Felipe Izcaray, the new general manager of the Clínica Santa Sofía in Madrid, a hospital specializing in gynecological and pediatric care, was put in charge of improving management and increasing profitability. Although the company was well-managed in terms of processes, it did not have its objectives clearly defined. Although the company has improved in terms of operational efficiency and cost control, their profits had not gone up. Izcaray decided to hold a meeting with the Board of Directors to present his analysis of hospital management. He proposed making changes in the departmental structure and drawing up a new department-by-department organizational chart, providing 24-hour emergency service and treating customers in a way that their stay is a true pleasure. The conclusions from the meeting were that profitability needed to be increased by attracting high-value customers, comprehensive service needed to be provided in order to achieve cross-sales to the customer, they needed to continue arrangements with the public health system, and to improve the clinic’s reputation. The clinic’s new management committee then got together to draw up a strategic control chart. The committee was made up of managers from different departments who did not totally agree on what the clinic’s strategy should be and who all had different concerns. The managing physician emphasized that although the company was seeking profitability and economic results, they could not spare measures or restrict the use of resources. They needed to avoid giving precedence to profitability above patient health. The head of sales and public relations also mentioned that excellent service is important since word of mouth will get them new customers and positive references could create cross-sales. The nurse mentioned that the employees’ level of satisfaction also needed to be taken into account to achieve a low turnover. Someone else mentioned that they could use referrals from renowned physicians or public figures to gain more customers. When the head of management control brought up reducing costs, the managing physician strongly disagreed and said he would not ask professionals to concern themselves with cross-sales, bed turnover, etc. Izcaray knew that the support of the managing physician was essential. He needed to be sensitive to ideas from all the areas and reorient those that did not fall within the objectives of the company in order to prepare and implement a strategic control chart. The case discussion is centered in the difficulties of balancing profitability with excellent healthcare service.Academic Area:Cost Accounting & Management Control
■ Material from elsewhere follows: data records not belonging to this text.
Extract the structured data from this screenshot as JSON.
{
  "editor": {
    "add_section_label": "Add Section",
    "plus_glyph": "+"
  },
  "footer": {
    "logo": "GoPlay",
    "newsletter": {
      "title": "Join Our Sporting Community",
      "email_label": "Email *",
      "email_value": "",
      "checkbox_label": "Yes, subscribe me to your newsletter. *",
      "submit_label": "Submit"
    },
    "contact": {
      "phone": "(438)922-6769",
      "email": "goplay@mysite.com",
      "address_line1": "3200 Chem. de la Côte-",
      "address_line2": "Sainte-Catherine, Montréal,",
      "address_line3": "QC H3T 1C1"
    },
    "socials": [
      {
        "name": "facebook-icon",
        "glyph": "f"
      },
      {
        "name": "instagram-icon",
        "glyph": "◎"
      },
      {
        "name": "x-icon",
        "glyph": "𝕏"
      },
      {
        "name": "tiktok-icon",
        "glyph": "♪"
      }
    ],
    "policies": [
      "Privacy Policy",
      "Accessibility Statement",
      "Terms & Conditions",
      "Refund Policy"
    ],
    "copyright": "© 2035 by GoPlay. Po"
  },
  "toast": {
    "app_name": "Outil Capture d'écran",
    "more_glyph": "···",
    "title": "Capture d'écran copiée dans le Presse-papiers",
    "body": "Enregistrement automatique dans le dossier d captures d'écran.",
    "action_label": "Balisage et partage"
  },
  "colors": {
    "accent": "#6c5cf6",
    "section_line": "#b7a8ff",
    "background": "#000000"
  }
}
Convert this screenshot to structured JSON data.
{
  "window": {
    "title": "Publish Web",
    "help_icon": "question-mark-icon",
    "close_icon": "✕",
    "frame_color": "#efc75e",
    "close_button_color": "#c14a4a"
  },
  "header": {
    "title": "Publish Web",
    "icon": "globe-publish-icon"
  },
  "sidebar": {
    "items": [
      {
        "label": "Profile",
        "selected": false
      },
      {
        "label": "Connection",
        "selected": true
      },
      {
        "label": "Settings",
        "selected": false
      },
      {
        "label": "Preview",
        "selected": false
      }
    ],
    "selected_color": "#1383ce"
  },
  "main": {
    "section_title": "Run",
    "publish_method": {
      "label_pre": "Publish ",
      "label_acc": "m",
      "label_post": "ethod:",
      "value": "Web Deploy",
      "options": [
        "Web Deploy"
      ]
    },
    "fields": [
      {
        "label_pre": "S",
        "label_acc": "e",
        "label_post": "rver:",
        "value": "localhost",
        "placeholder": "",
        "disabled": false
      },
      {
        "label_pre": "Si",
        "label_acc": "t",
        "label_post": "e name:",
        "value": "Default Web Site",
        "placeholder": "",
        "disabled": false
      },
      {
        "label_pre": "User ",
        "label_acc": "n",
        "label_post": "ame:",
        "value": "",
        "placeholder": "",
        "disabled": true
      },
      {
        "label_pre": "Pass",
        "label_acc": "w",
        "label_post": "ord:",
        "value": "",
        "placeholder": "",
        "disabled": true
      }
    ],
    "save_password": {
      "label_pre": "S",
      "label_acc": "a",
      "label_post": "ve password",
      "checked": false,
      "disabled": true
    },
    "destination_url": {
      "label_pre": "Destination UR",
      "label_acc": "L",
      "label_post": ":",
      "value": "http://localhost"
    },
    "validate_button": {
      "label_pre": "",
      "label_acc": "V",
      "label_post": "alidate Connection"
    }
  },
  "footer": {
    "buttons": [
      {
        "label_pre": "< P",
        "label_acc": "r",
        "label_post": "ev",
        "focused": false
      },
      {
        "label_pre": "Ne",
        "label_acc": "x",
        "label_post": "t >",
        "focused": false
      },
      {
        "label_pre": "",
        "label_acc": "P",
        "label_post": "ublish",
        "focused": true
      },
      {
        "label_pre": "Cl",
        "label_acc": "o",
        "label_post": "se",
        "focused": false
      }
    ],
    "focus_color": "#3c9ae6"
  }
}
Investment in China DF1-131-I-M
This is an interactive multimedia case that details the acquisition of a Chinese company by a Spanish one. In the analysis certain variables are considered that apply to this international context.
After carrying out the valuation a simulator is presented that uses the Monte Carlo method to define the following variables: exchange rate country risk premium and sales. The value of the company and the profitability of the operation are obtained using a probabilistic method running a thousand iterations in which these three variables change following pre-established patterns.
The results of the equity and the profitability of the operation are presented in accordance with their associated probability through interactive charts and graphs.Academic Area:Finance